One Flew Over the Cuckoo’s Nest is a novel written by Ken Kesey that was first published in 1962. The story is about a man, Randle Patrick McMurphy, who arrives to an insane asylum pretending he is mentally ill to escape some jail time from some criminal activities. In the asylum, he meets many other inmates and tries to change their lives by devising plans. With his wild behavior and tricks, Randle eventually becomes more of a leader for the men than a patient.
One night after having trouble with one of the nurses that runs the place – who happens to have a strong power over all of her patients – Randle decides to break out of the asylum by getting on a work boat and going fishing. One of the other patients on the boat, Chief, reveals Randle that they are not even out on a lake – rather a stagnant pond filled with open sewage. Randle has a mental break down and is forced to return to work at the ward.
One night while under Nurse Ratched’s care, he decides that he had enough and breaks free from his ties in an attempt to escape once more. This time he fails as he is caught by two orderlies who help bring him back into the ward. He returns only to find himself feeling useless against Nurse Ratched’s power over all of her patients so he willingly takes shock treatment for his “illness” – leading ultimately to brain death.
One Flew Over the Cuckoo’s Nest is a novel that discusses various themes such as one’s will to take their life back against the system, and the consequences of not doing so. One must choose whether or not they want to live or die and be remembered as a “hero” by those around them – Randle chooses this for himself; however we never see him achieve his goal. One Flew Over the Cuckoo’s Nest is painted through symbols and quotes that give deeper meaning into its literary depth. One such symbol is Nurse Ratched – who uses her power over all patients to control them in daily activities.
She has full authority over them and does whatever she pleases until one day she encounters Randle Patrick McMurphy. One Flew Over the Cuckoo’s Nest is narrated by Chief who describes what happens in the ward through his eyes and experiences with Randle. One of Chief’s quotes is “That woman destroyed you, broke you down like no other enemy could do . . . ” (Kesey 40). This quote speaks to how much power Nurse Ratched has and how much control she has over everyone else – even those that try to escape her grasp such as Randle.

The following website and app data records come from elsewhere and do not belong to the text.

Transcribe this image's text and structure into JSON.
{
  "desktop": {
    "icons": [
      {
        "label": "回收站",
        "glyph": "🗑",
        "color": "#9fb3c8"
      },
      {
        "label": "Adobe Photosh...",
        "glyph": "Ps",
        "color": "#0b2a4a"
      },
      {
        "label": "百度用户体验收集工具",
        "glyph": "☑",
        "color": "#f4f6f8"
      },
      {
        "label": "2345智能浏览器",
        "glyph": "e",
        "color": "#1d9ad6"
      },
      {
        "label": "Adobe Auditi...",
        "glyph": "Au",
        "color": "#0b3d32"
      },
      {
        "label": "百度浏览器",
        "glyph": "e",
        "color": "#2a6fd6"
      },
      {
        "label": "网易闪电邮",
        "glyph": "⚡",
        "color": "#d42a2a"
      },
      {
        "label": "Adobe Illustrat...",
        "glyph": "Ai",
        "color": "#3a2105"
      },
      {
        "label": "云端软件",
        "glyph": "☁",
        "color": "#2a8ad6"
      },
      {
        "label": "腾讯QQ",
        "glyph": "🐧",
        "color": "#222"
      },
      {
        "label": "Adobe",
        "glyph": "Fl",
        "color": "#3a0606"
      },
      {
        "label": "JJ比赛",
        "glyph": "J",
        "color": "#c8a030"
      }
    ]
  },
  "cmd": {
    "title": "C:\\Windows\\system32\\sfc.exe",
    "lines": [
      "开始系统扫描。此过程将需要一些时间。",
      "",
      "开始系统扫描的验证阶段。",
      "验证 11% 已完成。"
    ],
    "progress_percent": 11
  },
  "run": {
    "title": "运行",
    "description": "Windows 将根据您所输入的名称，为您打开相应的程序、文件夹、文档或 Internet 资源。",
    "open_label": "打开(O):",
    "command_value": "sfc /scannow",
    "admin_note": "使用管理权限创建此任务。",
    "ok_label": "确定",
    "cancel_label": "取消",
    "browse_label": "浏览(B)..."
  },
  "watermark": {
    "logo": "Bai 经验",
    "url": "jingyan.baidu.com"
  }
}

Although this book was written around 50 years ago, it is still a topic of discussion today. One Flew Over the Cuckoo’s Nest has many symbols and quotes that still seem applicable even now, perhaps even more so with the way that large institutions treat patients with mental illnesses. One quote from One Flew Over the Cuckoo’s Nest is: “It may look like I’m doing nothing, but at the cellular level I am hard at work trying to make this place a little more like home.
It helps pass the time and gives me something to do besides watching an ant crawl across the floor or listening to them talk about quinine as though it was God Himself who put those little white pills in whiskey (Kesey 105). This quote shows how McMurphy tries to make the ward feel like home. One of McMurphy’s main goals is to make sure that everyone has fun; even when they are in a depressing environment, he wants them to enjoy themselves.
One Flew Over the Cuckoo’s Nest also contains many symbols which can be interpreted in numerous ways. One symbol in One Flew Over the Cuckoo’s Nest is Nurse Ratched’s hair; it is always seen tightly pulled back into a bun, showing her strictness and rules by not letting her hair out of its set place. One Flew Over the Cuckoo’s Nest includes many symbols of different things, but Nurse Ratched’s hair seems to stand out the most. One Flew Over the Cuckoo’s Nest is full of symbols and quotes which are still applicable today.
The popular book One Flew Over the Cuckoo’s Nest was eventually adapted into a Broadway play. One of the characters that stood out in Ken Kesey’s One Flew Over the Cuckoo’s Nest was Randle Patrick McMurphy. He is often referred to as “Mac,” and there are many symbols and quotes about him throughout One Flew Over the Cuckoo’s Nest . One of the most important symbols in One Flew Over the Cuckoo’s Nest is the fishing trip that Randle Patrick “Mac” McMurphy takes on behalf of his fellow patients.
One Flew Over the Cuckoo’s Nest was brought to life as a movie based off of Ken Kesey’s One Flew Over the Cuckoo’s Nest. One Flew Over the Cuckoos Nest is a story that takes place in an Oregon psychiatric institution. One of McMurphy’s quotes, “Anyway you slice it, I’d rather be out there takin’ chances than sittin’ here watchin’ you fry” is one of McMurphy’s many quotes in One Flew Over the Cuckoo’s Nest.
One Flew Over the Cuckoos Nest is about a man named Randle Patrick “Mac” McMurphy that replaces an old treatment plan with his own. One Flew Over the Cuckoo’s Nest is a book about mental health and is set in 1960. One of the quotes that describes how he feels about his fellow patients and their problems is “We’re all crazy in this place! ” One of the most important symbols in One Flew Over the Cuckoo’s Nest was Randle Patrick McMurphy taking over treatment for his fellow patients.